The film opens with a surreal sequence of images that starts one off thinking that we’ve got another very non-traditional narrative film going on, something visual, visceral, personal. Not to say that it is conventional. But there is more “story” to impart here perhaps than in the other films so there winds up being more scenes and sequences with dialogue and character interaction. And this is where the film goes madly, crazily wrong.
This is supposed to be a serious film about a mother who doesn’t connect with her child at birth (or anytime else). It’s a child who hates her with an unending passion. But to get these ideas across, the film takes on the feel of rather abject comedy. Scenes in which she battles wills with the little beast are far more comic than tragic. The whole thing begins to take on the feel of a Farrelly brothers film. It’s far more funny than it probably means to be.
It’s atrocious. Because of the mixed message coming across through the weirdly comic moments (i.e., as a toddler, the boy won’t roll the ball back to her, as a five year old poops his pants to make her change them and then does it again, the five year old squirts paint all over her specially decorated room). Certainly, as a parent, we’ve all had maddening moments when kids refuse to cooperate and make us feel insane. But it’s also vastly comedic. Besides, the boy has not one iota of humanity in him (though only she can see this). The point of this film is utterly lost. The whole world blames her for the murders. Why? She didn’t do it. Is he demon spawn? Is there really anything she could have done? Was it just her post-pardum coldness?

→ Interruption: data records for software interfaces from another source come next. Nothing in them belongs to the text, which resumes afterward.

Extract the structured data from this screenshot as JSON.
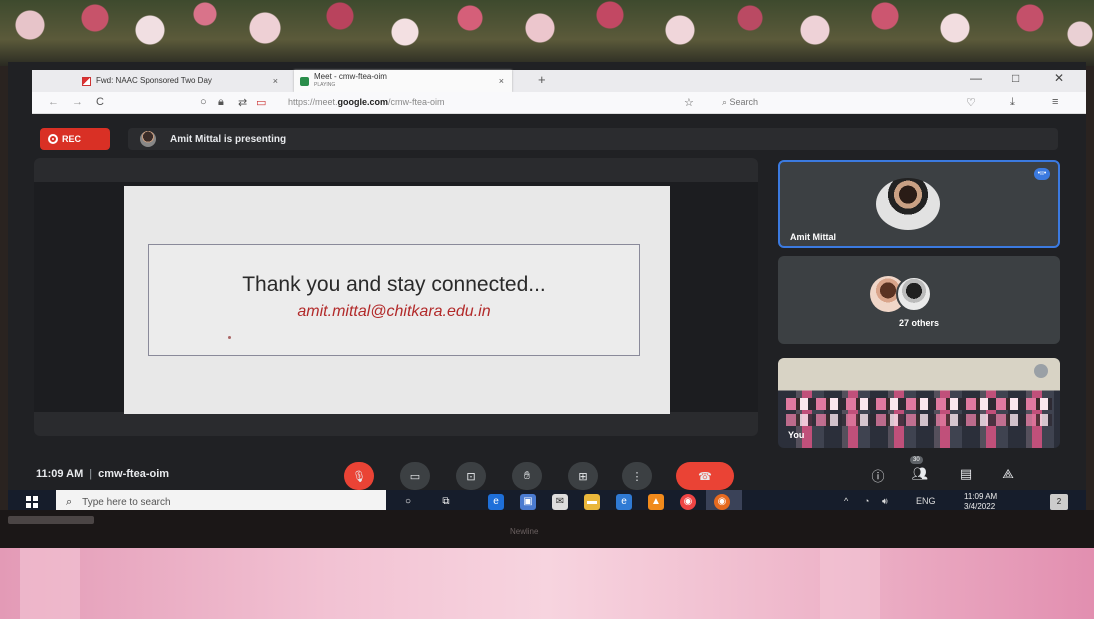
{
  "browser": {
    "tabs": [
      {
        "label": "Fwd: NAAC Sponsored Two Day",
        "icon": "gmail-icon",
        "close": "×"
      },
      {
        "label": "Meet - cmw-ftea-oim",
        "sublabel": "PLAYING",
        "icon": "meet-icon",
        "close": "×"
      }
    ],
    "new_tab": "+",
    "window_controls": {
      "minimize": "—",
      "maximize": "□",
      "close": "✕"
    },
    "url_prefix": "https://meet.",
    "url_domain": "google.com",
    "url_path": "/cmw-ftea-oim",
    "search_placeholder": "Search",
    "nav": {
      "back": "←",
      "forward": "→",
      "reload": "C"
    }
  },
  "meet": {
    "rec_label": "REC",
    "presenting_text": "Amit Mittal is presenting",
    "slide": {
      "line1": "Thank you and stay connected...",
      "line2": "amit.mittal@chitkara.edu.in"
    },
    "tiles": {
      "main_name": "Amit Mittal",
      "others_label": "27 others",
      "self_label": "You"
    },
    "time": "11:09 AM",
    "separator": "|",
    "meeting_code": "cmw-ftea-oim",
    "participant_count": "30"
  },
  "taskbar": {
    "search_placeholder": "Type here to search",
    "tray_lang": "ENG",
    "clock_time": "11:09 AM",
    "clock_date": "3/4/2022",
    "notification_count": "2"
  },
  "monitor": {
    "brand": "Newline"
  }
}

I have a friend who read the book and said that it was intense and unsettling. The movie is nearly laugh-out-loud ridiculous and nonsensical.
I’ve read that Ramsay has some other interesting projects on the stove. I hope it doesn’t take her 10 years to realize them. I also hope that it doesn’t turn out to be one of the most ludicrous movies that I’ve seen in years.